Immediately after Nakba Day, Prime Minister Netanyahu declared that Israel was willing to cede land for peace with the Palestinians, just not to this unity government which includes Hamas, a faction that refused to recognise Israel's right to exist.

So what if Palestinians voted Hamas into government in Gaza?

Israel also made it known at the United Nations that it expected the “international community” to “take action to prevent further  provocations, delivering clear messages to countries from where provocations against Israel are launched”. (See full letter to the UN regarding the incursions at its borders with Syria and Lebanon here.)

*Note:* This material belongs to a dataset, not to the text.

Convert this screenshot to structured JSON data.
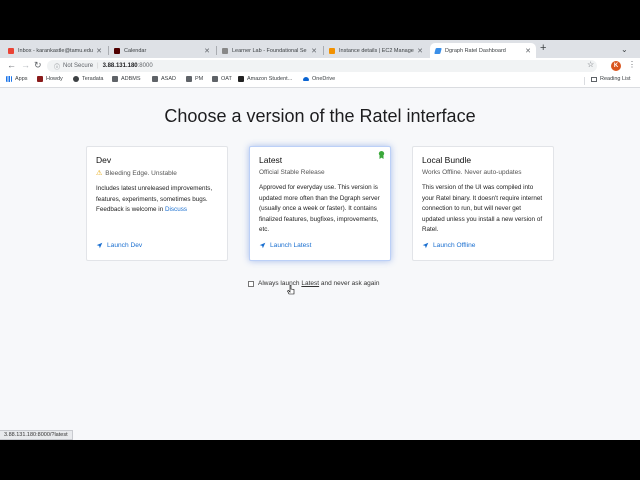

But alas, the international community is not here to serve Israel alone.   

The Palestinian leadership has made it known come September, it too will go to the United Nations. The goal will be to seek recognition  of an independent Palestinian state among UN member nations.

Then, the international community that Israel is appealing to now may vote. And they may decide in favour of the Palestinians' desire to end 63 years of Israeli occupation.

In a piece published in the New York Times on Monday, Palestinian president Mahmoud Abbas warned that when that happened:

"Palestine’s admission to the United Nations would pave the way for the internationalization of the conflict as a legal matter, not only a political one.

It would also pave the way for us to pursue claims against Israel at the United Nations, human rights treaty bodies and the International Court of Justice."

What then will Israel say?

Or the establishment of an independent Palestinian state on its borders by then be a fait accompli?


dan-chyi chua

Dan-Chyi Chua was a broadcast journalist, before forsaking Goggle Box Glitz for the Open Road. A three-year foray led her through the Middle East, China, SE Asia, Latin America and Cuba, and she's now grounded herself as a writer for theasiamag.com, content with spending her days in Jerusalem.

Contact Dan-Chyi